- [WHAT YOU SHOULD DO]:
All lines with the word "title" must be pulled from the entries below.

[[ ENTRIES SUPPLIED open ]]

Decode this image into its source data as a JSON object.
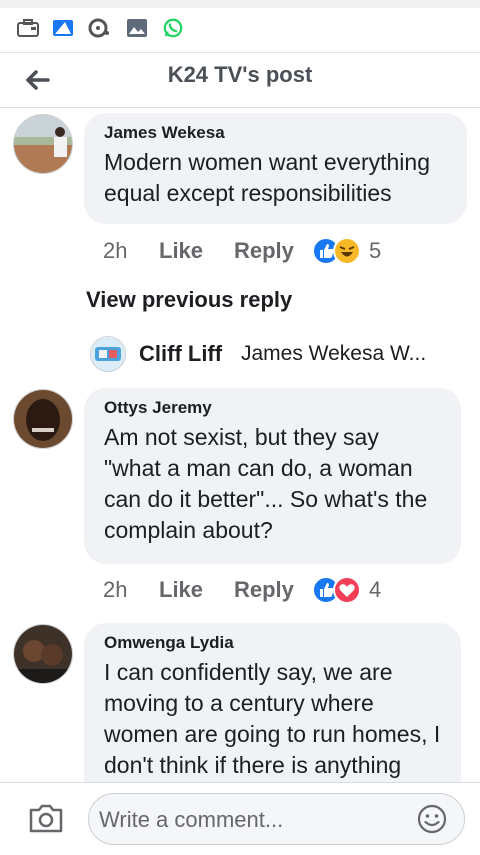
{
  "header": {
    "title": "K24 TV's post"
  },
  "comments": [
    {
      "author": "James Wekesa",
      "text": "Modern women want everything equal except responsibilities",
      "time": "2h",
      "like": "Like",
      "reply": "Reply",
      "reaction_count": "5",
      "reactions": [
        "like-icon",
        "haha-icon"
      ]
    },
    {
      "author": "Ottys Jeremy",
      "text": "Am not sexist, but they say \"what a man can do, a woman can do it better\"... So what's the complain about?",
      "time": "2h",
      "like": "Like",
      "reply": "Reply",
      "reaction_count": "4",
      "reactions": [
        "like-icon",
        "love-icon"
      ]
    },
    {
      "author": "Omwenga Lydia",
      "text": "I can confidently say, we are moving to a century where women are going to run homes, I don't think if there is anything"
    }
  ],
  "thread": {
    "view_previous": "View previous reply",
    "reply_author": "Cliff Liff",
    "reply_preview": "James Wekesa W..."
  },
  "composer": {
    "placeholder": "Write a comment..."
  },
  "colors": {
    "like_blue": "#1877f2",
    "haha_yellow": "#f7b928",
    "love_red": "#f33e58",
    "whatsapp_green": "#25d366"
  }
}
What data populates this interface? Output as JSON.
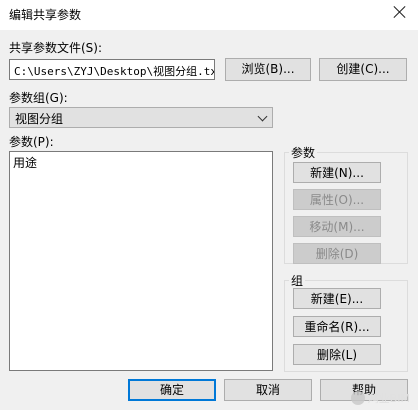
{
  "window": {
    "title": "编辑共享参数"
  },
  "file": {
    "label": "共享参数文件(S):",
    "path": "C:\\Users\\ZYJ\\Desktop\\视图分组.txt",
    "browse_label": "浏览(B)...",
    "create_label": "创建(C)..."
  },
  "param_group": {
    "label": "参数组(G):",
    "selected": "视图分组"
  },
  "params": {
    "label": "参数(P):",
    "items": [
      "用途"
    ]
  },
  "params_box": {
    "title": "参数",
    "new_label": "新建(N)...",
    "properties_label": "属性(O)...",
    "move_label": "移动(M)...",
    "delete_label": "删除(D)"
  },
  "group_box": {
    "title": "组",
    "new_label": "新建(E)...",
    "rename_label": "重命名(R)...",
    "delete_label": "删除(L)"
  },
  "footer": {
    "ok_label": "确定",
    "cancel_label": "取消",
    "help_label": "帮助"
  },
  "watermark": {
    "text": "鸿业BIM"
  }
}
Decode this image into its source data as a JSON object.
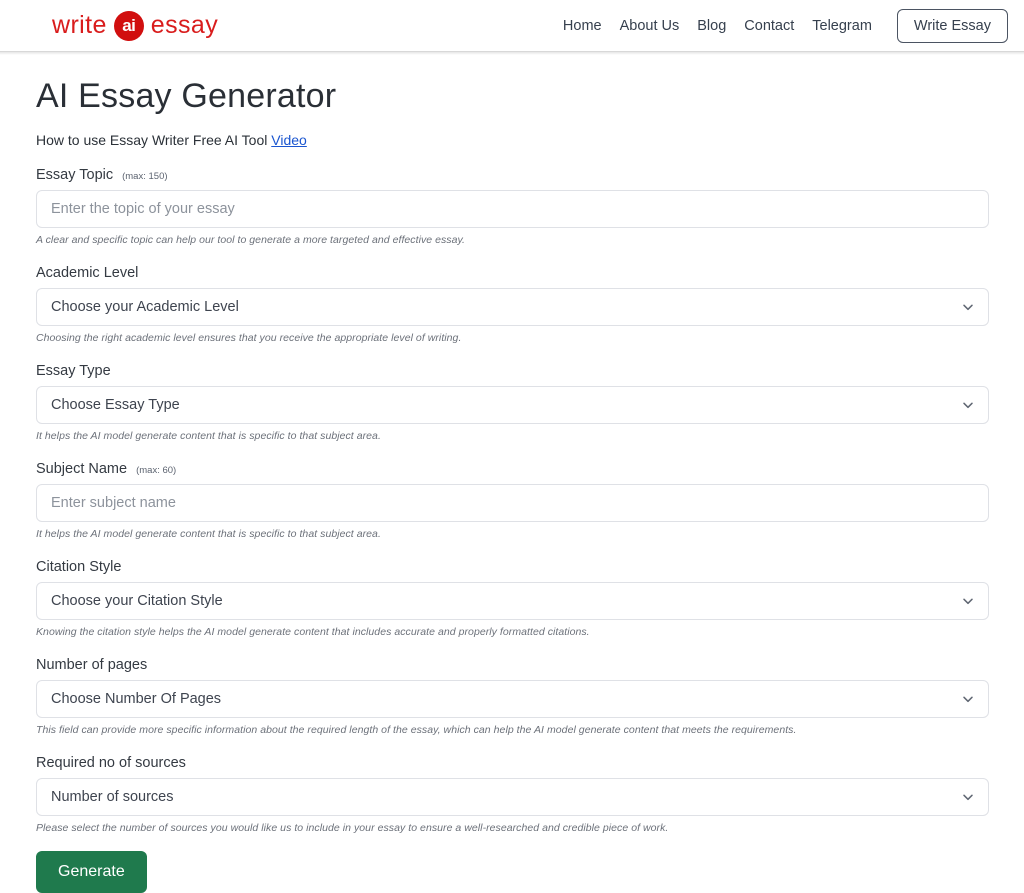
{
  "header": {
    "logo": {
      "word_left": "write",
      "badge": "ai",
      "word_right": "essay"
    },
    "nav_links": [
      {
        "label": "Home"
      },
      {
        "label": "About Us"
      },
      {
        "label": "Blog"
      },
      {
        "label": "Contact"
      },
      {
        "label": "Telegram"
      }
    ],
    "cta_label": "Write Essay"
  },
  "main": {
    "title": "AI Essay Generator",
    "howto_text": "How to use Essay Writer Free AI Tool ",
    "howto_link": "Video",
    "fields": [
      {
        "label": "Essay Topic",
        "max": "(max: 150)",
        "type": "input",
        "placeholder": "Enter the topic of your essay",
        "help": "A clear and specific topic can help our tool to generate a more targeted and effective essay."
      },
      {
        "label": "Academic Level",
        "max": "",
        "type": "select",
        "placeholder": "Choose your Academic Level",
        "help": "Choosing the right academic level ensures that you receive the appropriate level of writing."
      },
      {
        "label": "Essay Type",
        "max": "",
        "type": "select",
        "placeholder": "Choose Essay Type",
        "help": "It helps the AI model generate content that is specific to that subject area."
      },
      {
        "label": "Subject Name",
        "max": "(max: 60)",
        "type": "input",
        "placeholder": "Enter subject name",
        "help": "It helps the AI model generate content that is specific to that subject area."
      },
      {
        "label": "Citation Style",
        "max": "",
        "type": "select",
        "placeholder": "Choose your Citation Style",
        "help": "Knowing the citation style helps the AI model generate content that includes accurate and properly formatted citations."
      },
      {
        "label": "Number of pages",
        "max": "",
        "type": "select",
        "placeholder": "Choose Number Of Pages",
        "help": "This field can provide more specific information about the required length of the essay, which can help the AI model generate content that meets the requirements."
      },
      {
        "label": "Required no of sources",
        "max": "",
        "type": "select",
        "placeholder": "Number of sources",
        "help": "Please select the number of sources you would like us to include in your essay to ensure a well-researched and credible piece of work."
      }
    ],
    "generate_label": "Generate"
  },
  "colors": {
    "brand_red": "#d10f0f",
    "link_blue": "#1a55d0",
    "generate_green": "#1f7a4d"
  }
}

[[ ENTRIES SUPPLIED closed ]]

- [EXERCISE ANSWER]:
    "title": "K24 TV's post"
    "title": "编辑共享参数"
    "title": "参数",
    "title": "组",
    "title": "AI Essay Generator",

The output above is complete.